Work instructions:
Work out how many lines in the listing below carry the word "detail". Give that number alone.

Exercise data:
Segment Open

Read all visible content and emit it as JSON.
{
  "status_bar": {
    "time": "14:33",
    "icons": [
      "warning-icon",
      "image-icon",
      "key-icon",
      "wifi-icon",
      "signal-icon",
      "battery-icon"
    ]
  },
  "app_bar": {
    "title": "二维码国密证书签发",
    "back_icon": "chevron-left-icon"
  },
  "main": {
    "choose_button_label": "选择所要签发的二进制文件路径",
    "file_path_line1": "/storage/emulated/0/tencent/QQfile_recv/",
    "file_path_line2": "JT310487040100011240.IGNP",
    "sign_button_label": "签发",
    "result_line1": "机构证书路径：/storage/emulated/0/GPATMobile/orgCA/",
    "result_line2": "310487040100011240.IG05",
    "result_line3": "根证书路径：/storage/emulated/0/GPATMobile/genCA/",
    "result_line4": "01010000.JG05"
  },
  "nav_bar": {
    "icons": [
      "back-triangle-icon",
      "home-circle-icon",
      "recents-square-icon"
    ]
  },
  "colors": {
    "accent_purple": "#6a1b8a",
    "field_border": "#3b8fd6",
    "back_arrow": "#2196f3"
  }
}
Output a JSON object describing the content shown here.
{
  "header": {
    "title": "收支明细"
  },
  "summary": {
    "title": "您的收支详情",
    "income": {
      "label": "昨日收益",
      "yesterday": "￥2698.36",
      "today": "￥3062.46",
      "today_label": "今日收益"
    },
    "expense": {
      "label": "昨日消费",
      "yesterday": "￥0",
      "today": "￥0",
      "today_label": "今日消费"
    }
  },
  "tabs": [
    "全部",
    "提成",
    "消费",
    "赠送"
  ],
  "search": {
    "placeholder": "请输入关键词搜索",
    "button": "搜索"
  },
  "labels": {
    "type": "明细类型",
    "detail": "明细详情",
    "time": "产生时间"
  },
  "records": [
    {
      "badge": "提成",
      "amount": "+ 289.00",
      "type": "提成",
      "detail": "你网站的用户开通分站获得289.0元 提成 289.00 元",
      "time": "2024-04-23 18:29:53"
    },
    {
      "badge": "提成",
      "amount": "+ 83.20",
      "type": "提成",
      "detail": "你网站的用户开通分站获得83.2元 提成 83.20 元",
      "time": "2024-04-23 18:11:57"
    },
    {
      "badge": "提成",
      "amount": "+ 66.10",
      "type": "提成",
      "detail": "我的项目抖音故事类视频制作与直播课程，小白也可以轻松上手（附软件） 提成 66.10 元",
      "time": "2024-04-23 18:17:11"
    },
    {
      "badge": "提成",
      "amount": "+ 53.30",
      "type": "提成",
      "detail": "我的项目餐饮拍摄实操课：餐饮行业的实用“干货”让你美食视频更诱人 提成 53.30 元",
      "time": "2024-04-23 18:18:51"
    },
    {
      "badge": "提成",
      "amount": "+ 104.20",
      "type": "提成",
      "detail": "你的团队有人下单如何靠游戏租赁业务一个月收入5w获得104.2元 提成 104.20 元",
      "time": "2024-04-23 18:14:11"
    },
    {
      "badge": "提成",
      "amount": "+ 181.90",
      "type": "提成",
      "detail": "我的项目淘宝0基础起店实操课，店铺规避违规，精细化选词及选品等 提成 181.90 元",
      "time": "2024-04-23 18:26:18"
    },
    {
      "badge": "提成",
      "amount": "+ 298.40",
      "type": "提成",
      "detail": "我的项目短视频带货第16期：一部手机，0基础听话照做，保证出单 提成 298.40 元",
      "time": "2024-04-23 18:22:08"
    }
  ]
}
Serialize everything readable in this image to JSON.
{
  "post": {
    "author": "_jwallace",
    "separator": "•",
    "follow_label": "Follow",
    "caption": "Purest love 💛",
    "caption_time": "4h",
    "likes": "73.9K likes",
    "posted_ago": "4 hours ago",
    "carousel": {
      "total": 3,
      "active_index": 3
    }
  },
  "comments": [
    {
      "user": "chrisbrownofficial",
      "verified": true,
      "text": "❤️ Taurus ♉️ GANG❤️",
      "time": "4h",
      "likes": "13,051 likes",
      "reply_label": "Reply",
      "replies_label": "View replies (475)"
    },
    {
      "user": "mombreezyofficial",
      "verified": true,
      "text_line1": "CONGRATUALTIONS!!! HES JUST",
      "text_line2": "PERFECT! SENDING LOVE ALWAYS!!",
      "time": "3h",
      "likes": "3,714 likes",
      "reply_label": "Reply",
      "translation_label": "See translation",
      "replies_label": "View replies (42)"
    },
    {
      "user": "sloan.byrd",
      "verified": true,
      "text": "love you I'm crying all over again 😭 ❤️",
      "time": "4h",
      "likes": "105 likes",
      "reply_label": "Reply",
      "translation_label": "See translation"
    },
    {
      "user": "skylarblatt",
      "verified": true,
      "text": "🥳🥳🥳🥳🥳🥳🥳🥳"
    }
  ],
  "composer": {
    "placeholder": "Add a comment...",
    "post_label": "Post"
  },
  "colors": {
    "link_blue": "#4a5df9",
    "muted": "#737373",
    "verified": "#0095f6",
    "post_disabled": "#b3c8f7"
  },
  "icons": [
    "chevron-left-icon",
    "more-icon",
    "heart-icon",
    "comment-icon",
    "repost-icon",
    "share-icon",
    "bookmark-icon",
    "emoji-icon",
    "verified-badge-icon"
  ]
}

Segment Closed

Solution to the problem:
8